Poroporoaki: Miriama Rauhihi Ness

Māori Development

He maire tūwao, mā te toki e tua.

The maire standing, in the forest must be felled by the adze

Māoridom is mourning the loss of a true wāhine toa and fighter for Māori rights Miriama Rauhihi Ness, who passed away Monday, Minister for Māori Development Willie Jackson says.

Miriama, epitomised the meaning of wāhine toa and never wavered in her pursuit of justice for Māori.

The former wife of musician Tigilau Ness and mother of singer Che Fu, was born in 1951, and grew up in the small settlement of Shannon, 28km southwest of Palmerston North.

“Miriama got an early taste of the injustice Māori faced during her schooling. When her name was changed from Miriama to Miriam, because she was made to feel embarrassed to be Māori. Miriama was told there was nothing good about being Māori and remembered Māori being portrayed unfavourably on television,” Willie Jackson says.

In the 70’s the 18-year-old moved to Ponsonby to work in a sewing factory. It was here where her fight for injustice began. Miriama was elected union delegate and just six months into her job, had her work mates out on strike. This was because Māori and Pacific Island workers were made to work through their designated breaks for no pay. Due to her dogged determination and the comradery of her peers, the workers came out on top.

“Standing up and fighting for those who were being taken advantage of, gave Miriama pride in her culture and set her on the path to fight for the rights of Māori,” Willie Jackson says. 

The former Ngā Tamatoa and Polynesian Panther member became a well-known advocate for Māori and Pacific people, having witnessed their exploitation in central Auckland factories.

The Ngāti Whakatere/ Ngāti Taki Hiku descendant was one of the key organisers of the epic land march led by Dame Whina Cooper in 1975, where she was responsible for the March’s logistics. Spending months visiting every marae on the route, from the top of the North Island all the way to Wellington.

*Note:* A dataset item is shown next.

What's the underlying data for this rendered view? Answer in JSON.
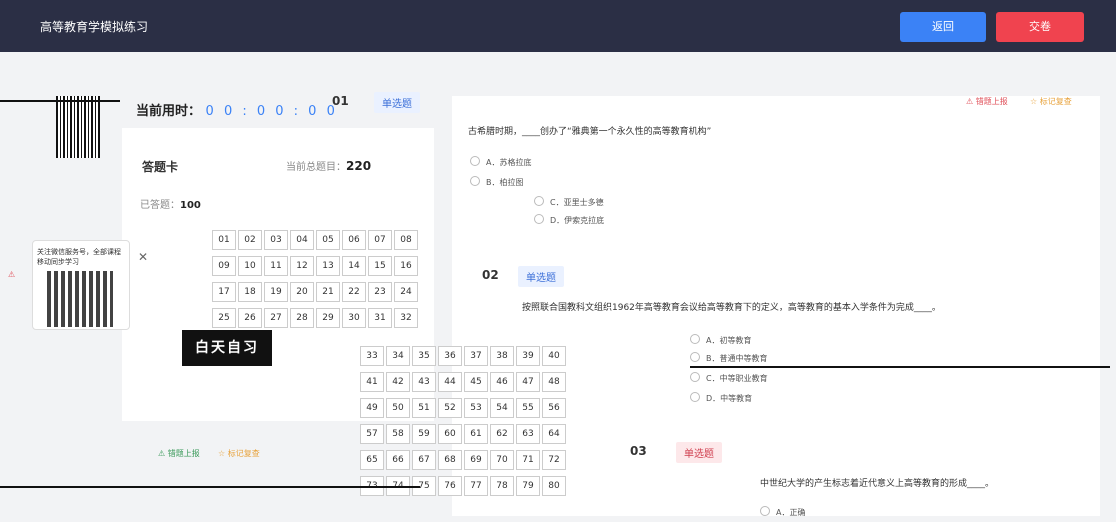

Miriama was held in high regard in the Ponsonby community, Pacific Island community and Te Ao Māori, Willie Jackson says.

No reira e te tuahine, moe mai, moe mai, moe mai ra